By Andy Young
Special to The Windham Eagle
My team’s Greater Portland Senior Softball League season ended earlier this month with a 23-10 drubbing in the loser’s bracket of the post-season tournament. Our two straight playoff losses were unsurprising, given our regular season record of 16 defeats in 17 games.
How does a team allow 23 runs in a seven-inning contest? Very easily, as it turns out, and were it not for the league rule limiting scoring to five runs per inning (until the final frame), we’d likely have surrendered another dozen or so before our opponents got tired from all that running around the bases.
When I began playing men’s slow-pitch softball, I was a fleet-footed outfielder who batted leadoff, or somewhere else near the top of the order. The truth: I was really good.
But … the whole truth: that was nearly four decades ago.
I stopped playing the game in the mid-1980’s when complications involving employment intervened. (Translation: I finally got a real job.)
But a few years ago, circumstances changed again, and when a friend asked me to join his team in the over-50 league, I couldn’t resist.
At the first practice the guy running things asked me where I played. As a newcomer I sensibly responded I’d go wherever he wanted me to. I wanted to add that if he asked me to play catcher, I’d know it was time to call it a career, but it turned out there was no danger of that, since in the senior league there’s no shortage of physically limited players who actually want to play the game’s least demanding, least interesting position.

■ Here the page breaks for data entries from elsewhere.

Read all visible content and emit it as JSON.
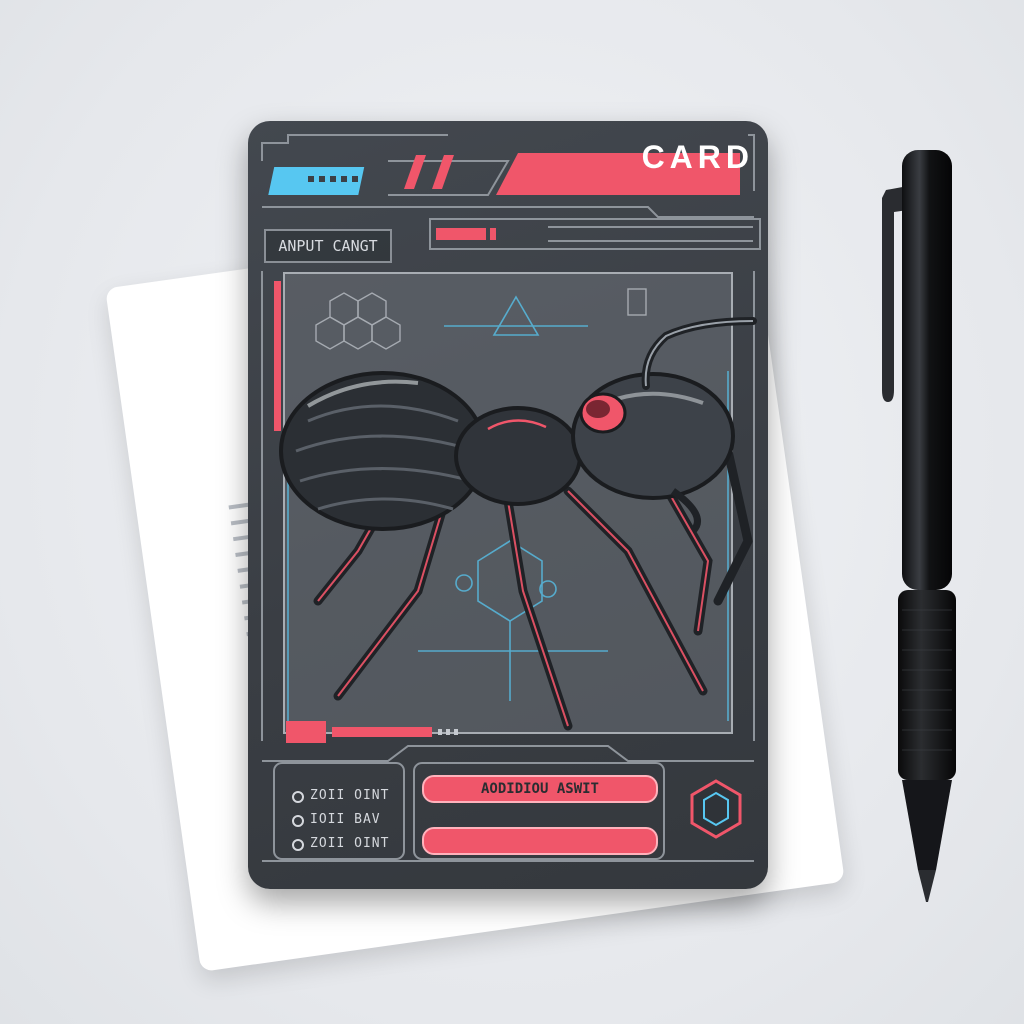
{
  "card": {
    "label": "CARD",
    "subtitle": "ANPUT CANGT",
    "primary_button": "AODIDIOU ASWIT",
    "secondary_button": "",
    "stats": [
      {
        "label": "ZOII OINT"
      },
      {
        "label": "IOII BAV"
      },
      {
        "label": "ZOII OINT"
      }
    ]
  },
  "colors": {
    "accent_pink": "#f0566a",
    "accent_cyan": "#57c7f1",
    "card_body": "#3c4046",
    "frame_line": "#8e949b",
    "background": "#e8eaed"
  },
  "icons": {
    "emblem": "hexagon-emblem-icon",
    "creature": "ant-illustration"
  }
}
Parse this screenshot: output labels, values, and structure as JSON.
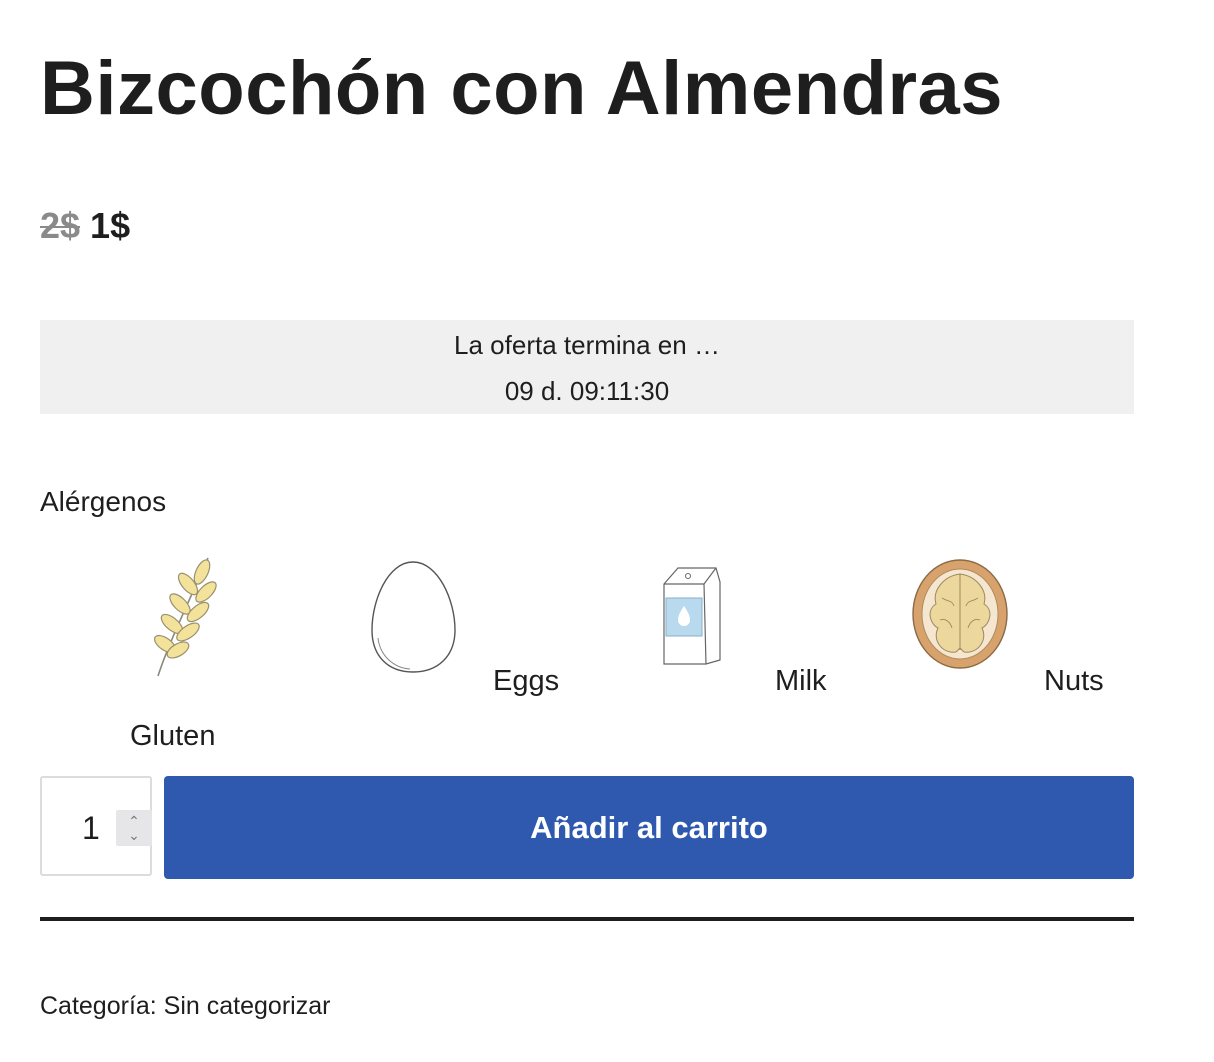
{
  "product": {
    "title": "Bizcochón con Almendras",
    "old_price": "2$",
    "new_price": "1$"
  },
  "offer": {
    "label": "La oferta termina en …",
    "countdown": "09 d. 09:11:30"
  },
  "allergens": {
    "title": "Alérgenos",
    "items": [
      {
        "label": "Gluten",
        "icon": "wheat-icon"
      },
      {
        "label": "Eggs",
        "icon": "egg-icon"
      },
      {
        "label": "Milk",
        "icon": "milk-carton-icon"
      },
      {
        "label": "Nuts",
        "icon": "walnut-icon"
      }
    ]
  },
  "cart": {
    "quantity": "1",
    "button_label": "Añadir al carrito"
  },
  "meta": {
    "category": "Categoría: Sin categorizar"
  },
  "colors": {
    "accent": "#2f59af",
    "offer_bg": "#f0f0f1"
  }
}
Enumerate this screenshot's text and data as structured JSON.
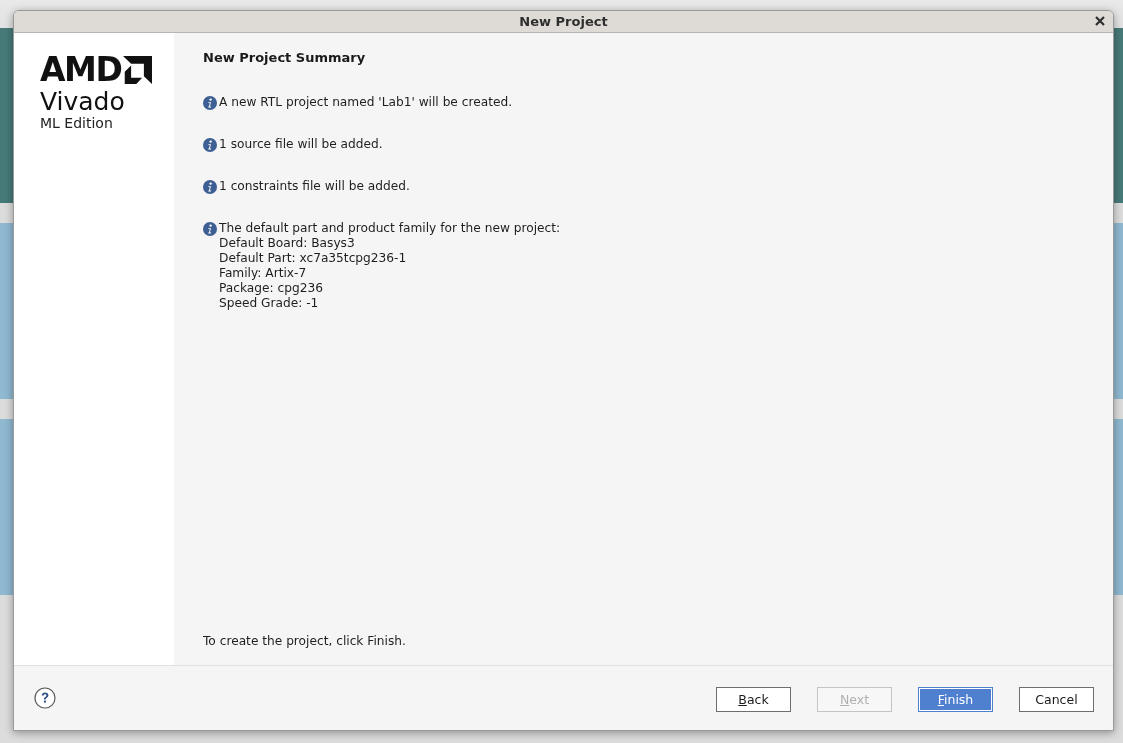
{
  "window": {
    "title": "New Project"
  },
  "sidebar": {
    "brand": "AMD",
    "product": "Vivado",
    "edition": "ML Edition"
  },
  "page": {
    "heading": "New Project Summary",
    "messages": [
      {
        "text": "A new RTL project named 'Lab1' will be created."
      },
      {
        "text": "1 source file will be added."
      },
      {
        "text": "1 constraints file will be added."
      },
      {
        "text": "The default part and product family for the new project:",
        "details": [
          "Default Board: Basys3",
          "Default Part: xc7a35tcpg236-1",
          "Family: Artix-7",
          "Package: cpg236",
          "Speed Grade: -1"
        ]
      }
    ],
    "footer_note": "To create the project, click Finish."
  },
  "buttons": [
    {
      "label": "Back",
      "mnemonic_underlined": true,
      "disabled": false,
      "default": false
    },
    {
      "label": "Next",
      "mnemonic_underlined": true,
      "disabled": true,
      "default": false
    },
    {
      "label": "Finish",
      "mnemonic_underlined": true,
      "disabled": false,
      "default": true
    },
    {
      "label": "Cancel",
      "mnemonic_underlined": false,
      "disabled": false,
      "default": false
    }
  ]
}
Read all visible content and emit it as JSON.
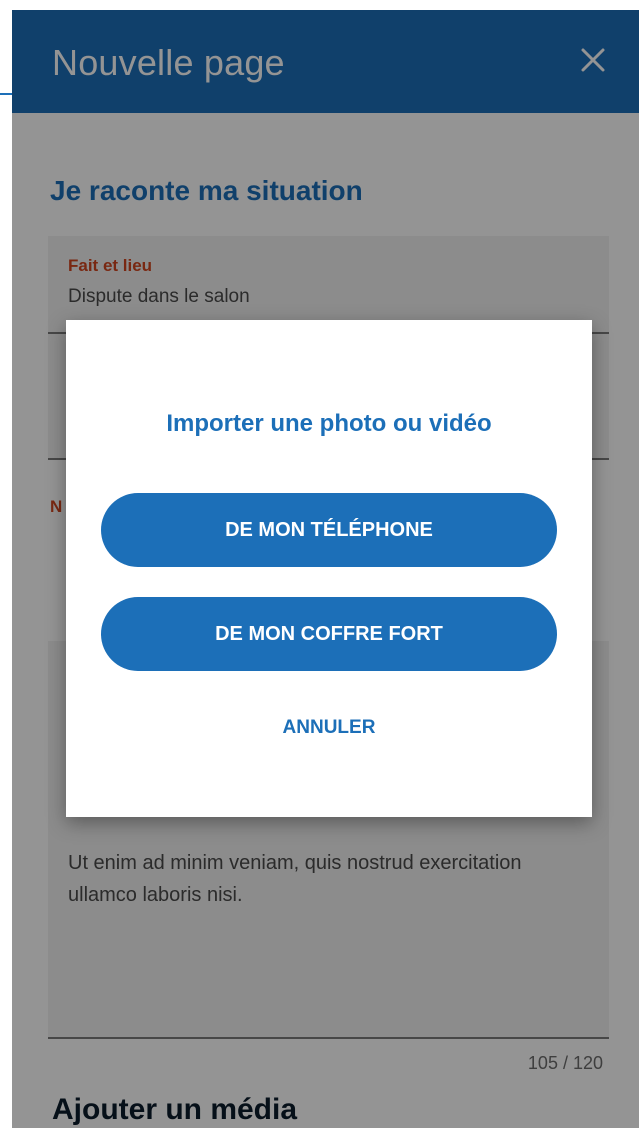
{
  "header": {
    "title": "Nouvelle page",
    "close_icon": "close-icon",
    "color": "#1c6fb8"
  },
  "section": {
    "title": "Je raconte ma situation",
    "fields": {
      "fait_et_lieu": {
        "label": "Fait et lieu",
        "value": "Dispute dans le salon"
      },
      "third_label_initial": "N",
      "description_text": "Ut enim ad minim veniam, quis nostrud exercitation ullamco laboris nisi.",
      "counter": "105 / 120"
    },
    "second_title": "Ajouter un média"
  },
  "dialog": {
    "title": "Importer une photo ou vidéo",
    "button_phone": "DE MON TÉLÉPHONE",
    "button_vault": "DE MON COFFRE FORT",
    "cancel": "ANNULER"
  },
  "colors": {
    "primary": "#1c6fb8",
    "label_accent": "#d1461f"
  }
}
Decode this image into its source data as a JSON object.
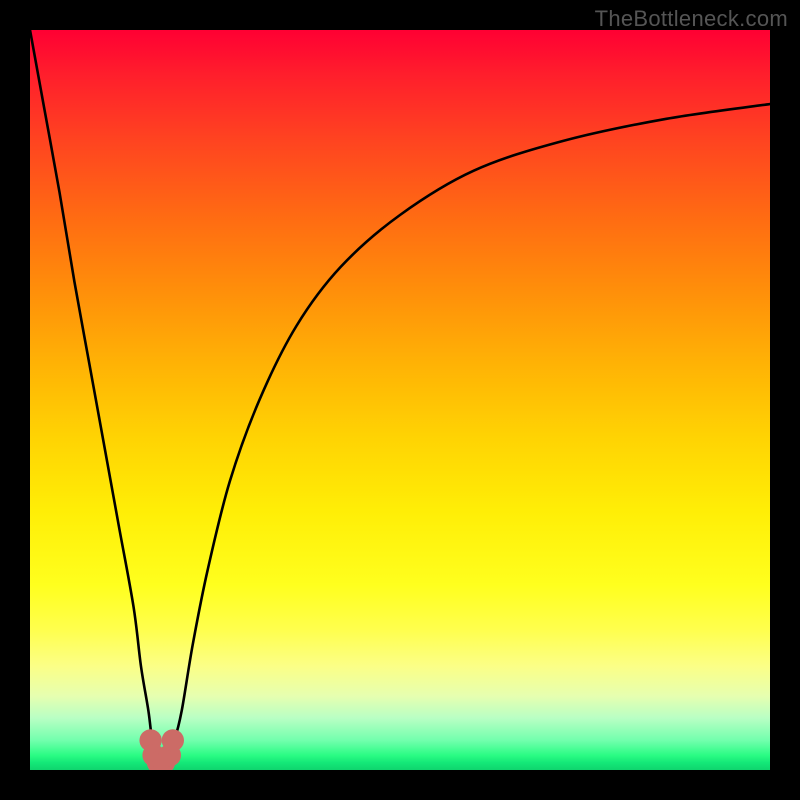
{
  "watermark": "TheBottleneck.com",
  "chart_data": {
    "type": "line",
    "title": "",
    "xlabel": "",
    "ylabel": "",
    "xlim": [
      0,
      100
    ],
    "ylim": [
      0,
      100
    ],
    "series": [
      {
        "name": "bottleneck-curve",
        "x": [
          0,
          2,
          4,
          6,
          8,
          10,
          12,
          14,
          15,
          16,
          16.5,
          17,
          17.5,
          18.5,
          19.5,
          20.5,
          22,
          24,
          27,
          31,
          36,
          42,
          50,
          60,
          72,
          86,
          100
        ],
        "values": [
          100,
          89,
          78,
          66,
          55,
          44,
          33,
          22,
          14,
          8,
          4,
          2,
          2,
          2,
          4,
          8,
          17,
          27,
          39,
          50,
          60,
          68,
          75,
          81,
          85,
          88,
          90
        ]
      }
    ],
    "markers": [
      {
        "name": "min-left-cap",
        "x": 16.3,
        "y": 4,
        "r": 1.4,
        "color": "#cc6b66"
      },
      {
        "name": "min-left",
        "x": 16.7,
        "y": 2,
        "r": 1.4,
        "color": "#cc6b66"
      },
      {
        "name": "min-center-1",
        "x": 17.3,
        "y": 1,
        "r": 1.4,
        "color": "#cc6b66"
      },
      {
        "name": "min-center-2",
        "x": 18.1,
        "y": 1,
        "r": 1.4,
        "color": "#cc6b66"
      },
      {
        "name": "min-right",
        "x": 18.9,
        "y": 2,
        "r": 1.4,
        "color": "#cc6b66"
      },
      {
        "name": "min-right-cap",
        "x": 19.3,
        "y": 4,
        "r": 1.4,
        "color": "#cc6b66"
      }
    ],
    "gradient_stops": [
      {
        "pos": 0,
        "color": "#ff0033"
      },
      {
        "pos": 25,
        "color": "#ff6a13"
      },
      {
        "pos": 55,
        "color": "#ffd303"
      },
      {
        "pos": 81,
        "color": "#ffff4d"
      },
      {
        "pos": 100,
        "color": "#0fd46e"
      }
    ]
  }
}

A softball field looks a lot like a baseball diamond, but that resemblance is misleading. Slow-pitch softball is to baseball what checkers is to chess. Or maybe what “Candyland” is to chess.
Young slow-pitch softballers who can’t maintain a batting average of at least twice their weight (or three times their weight if they tip the scales at less than 200 pounds) will be hitting at the bottom of the order, assuming they can locate a team weak enough for them to merit any playing time at all.
The only necessity for anyone over 50 wanting to play softball is the desire to have fun, and thankfully all of my teammates had that prerequisite.
Whatever requirements that players possess even a modicum of athleticism pretty much evaporate once one qualifies for the senior league; that’s how someone like me can still participate.
Some modifications help level the playing field: for example, anyone can request a pinch runner at any time, first base and home plate have been altered to help avoid collisions, and pitchers have to duck behind a screen after each delivery, lest they get separated from their senses (or some more tangible body part) by a line drive hit up the middle.
Everyone on a 1-18 team bears some responsibility for the squad’s dreadful record, and this summer I was no exception. Because of arm issues I could no longer play shortstop, and when circumstances dictated my return to the outfield, the infielders serving as cut-off men had to run halfway to the outfield fence to relay my anemic tosses back to the infield. (Update: when I saw my doctor, hoping to improve the situation, his no-frills diagnosis was: “You’ve got a really old shoulder!”)
I won’t be holding a formal press conference to announce my retirement, but if I did, I’d paraphrase renowned 20th-century philosopher Yogi Berra, who moonlighted as a Hall of Fame catcher for the New York Yankees. One of his oft-quoted declarations was, “It ain’t over ‘til it’s over.”
It’s over. <